Superkilen is one of many public spaces that have been created over the past twenty years in the Copenhagen district of Nørrebro. The park aimed to create an extended social space that would integrate Nørrebro more closely into the urban fabric. It was also intended to establish conditions for co-management and inclusion, so that various cultural and ethnic groups could become part of the planning. Thus, the aim went beyond simply creating a space where the neighborhood’s residents wanted to spend time. The design was also to reflect their diversity. In the process, a series of spaces was created that were shaped by different aspects and programmed by various activities. But this conversely raises a multitude of questions about the precise ambitions for and implementation of civil society participation processes.
Thomas Hirschhorn’s works address the challenges of our time. They deal with climate emergency and justice, consumer excess and alienation. Many of the geopolitical discussions raised by the artist, which we can usually hold at a distance, collapse over and upon us. We break in. We become part of the Hirschhornian cosmos, which so clearly says how important it is to take a stance. At first glance, the exhibited collage seems strangely sober, almost alienated. Values and attitudes, not solutions, are at its core. We seek simple answers to the multitude of questions in vain. Rather, the project is about establishing social relationships, acting together, the invention of practices that produce or change spaces.

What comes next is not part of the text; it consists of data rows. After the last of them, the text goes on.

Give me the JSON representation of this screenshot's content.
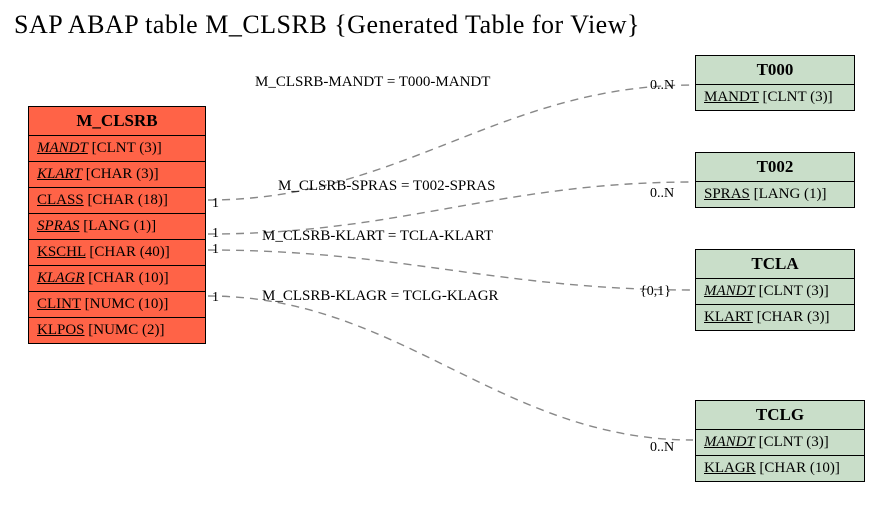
{
  "title": "SAP ABAP table M_CLSRB {Generated Table for View}",
  "main_table": {
    "name": "M_CLSRB",
    "fields": [
      {
        "name": "MANDT",
        "type": "[CLNT (3)]",
        "fk": true
      },
      {
        "name": "KLART",
        "type": "[CHAR (3)]",
        "fk": true
      },
      {
        "name": "CLASS",
        "type": "[CHAR (18)]",
        "fk": false
      },
      {
        "name": "SPRAS",
        "type": "[LANG (1)]",
        "fk": true
      },
      {
        "name": "KSCHL",
        "type": "[CHAR (40)]",
        "fk": false
      },
      {
        "name": "KLAGR",
        "type": "[CHAR (10)]",
        "fk": true
      },
      {
        "name": "CLINT",
        "type": "[NUMC (10)]",
        "fk": false
      },
      {
        "name": "KLPOS",
        "type": "[NUMC (2)]",
        "fk": false
      }
    ]
  },
  "ref_tables": [
    {
      "name": "T000",
      "fields": [
        {
          "name": "MANDT",
          "type": "[CLNT (3)]",
          "fk": false
        }
      ]
    },
    {
      "name": "T002",
      "fields": [
        {
          "name": "SPRAS",
          "type": "[LANG (1)]",
          "fk": false
        }
      ]
    },
    {
      "name": "TCLA",
      "fields": [
        {
          "name": "MANDT",
          "type": "[CLNT (3)]",
          "fk": true
        },
        {
          "name": "KLART",
          "type": "[CHAR (3)]",
          "fk": false
        }
      ]
    },
    {
      "name": "TCLG",
      "fields": [
        {
          "name": "MANDT",
          "type": "[CLNT (3)]",
          "fk": true
        },
        {
          "name": "KLAGR",
          "type": "[CHAR (10)]",
          "fk": false
        }
      ]
    }
  ],
  "relations": [
    {
      "label": "M_CLSRB-MANDT = T000-MANDT",
      "card_left": "1",
      "card_right": "0..N"
    },
    {
      "label": "M_CLSRB-SPRAS = T002-SPRAS",
      "card_left": "1",
      "card_right": "0..N"
    },
    {
      "label": "M_CLSRB-KLART = TCLA-KLART",
      "card_left": "1",
      "card_right": "{0,1}"
    },
    {
      "label": "M_CLSRB-KLAGR = TCLG-KLAGR",
      "card_left": "1",
      "card_right": "0..N"
    }
  ],
  "chart_data": {
    "type": "table",
    "description": "Entity-relationship diagram for SAP ABAP view table M_CLSRB",
    "entities": [
      {
        "name": "M_CLSRB",
        "fields": [
          "MANDT CLNT(3)",
          "KLART CHAR(3)",
          "CLASS CHAR(18)",
          "SPRAS LANG(1)",
          "KSCHL CHAR(40)",
          "KLAGR CHAR(10)",
          "CLINT NUMC(10)",
          "KLPOS NUMC(2)"
        ]
      },
      {
        "name": "T000",
        "fields": [
          "MANDT CLNT(3)"
        ]
      },
      {
        "name": "T002",
        "fields": [
          "SPRAS LANG(1)"
        ]
      },
      {
        "name": "TCLA",
        "fields": [
          "MANDT CLNT(3)",
          "KLART CHAR(3)"
        ]
      },
      {
        "name": "TCLG",
        "fields": [
          "MANDT CLNT(3)",
          "KLAGR CHAR(10)"
        ]
      }
    ],
    "relationships": [
      {
        "from": "M_CLSRB.MANDT",
        "to": "T000.MANDT",
        "cardinality": "1 to 0..N"
      },
      {
        "from": "M_CLSRB.SPRAS",
        "to": "T002.SPRAS",
        "cardinality": "1 to 0..N"
      },
      {
        "from": "M_CLSRB.KLART",
        "to": "TCLA.KLART",
        "cardinality": "1 to {0,1}"
      },
      {
        "from": "M_CLSRB.KLAGR",
        "to": "TCLG.KLAGR",
        "cardinality": "1 to 0..N"
      }
    ]
  }
}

The Street as a Protest Space
As the work of Crimson Historians and Urbanists shows, limiting roads to discussions of mobility would be negligent. After all, street spaces also act primarily as spaces of protest. The street, closed off and swept empty of traffic, becomes a stage for expressions of discontentment and dissatisfaction with state systems or political decisions. Crimson’s work speaks of these struggles as well as of the dynamics and forces that are revealed here. The future of protest movements, they argue, is closely linked to the street as a place of assembly accessible to all. But this understanding is not a given everywhere. What happens, for example, if surveillance gets out of hand? Or, Crimson asks, will this be the very thing that triggers new protests?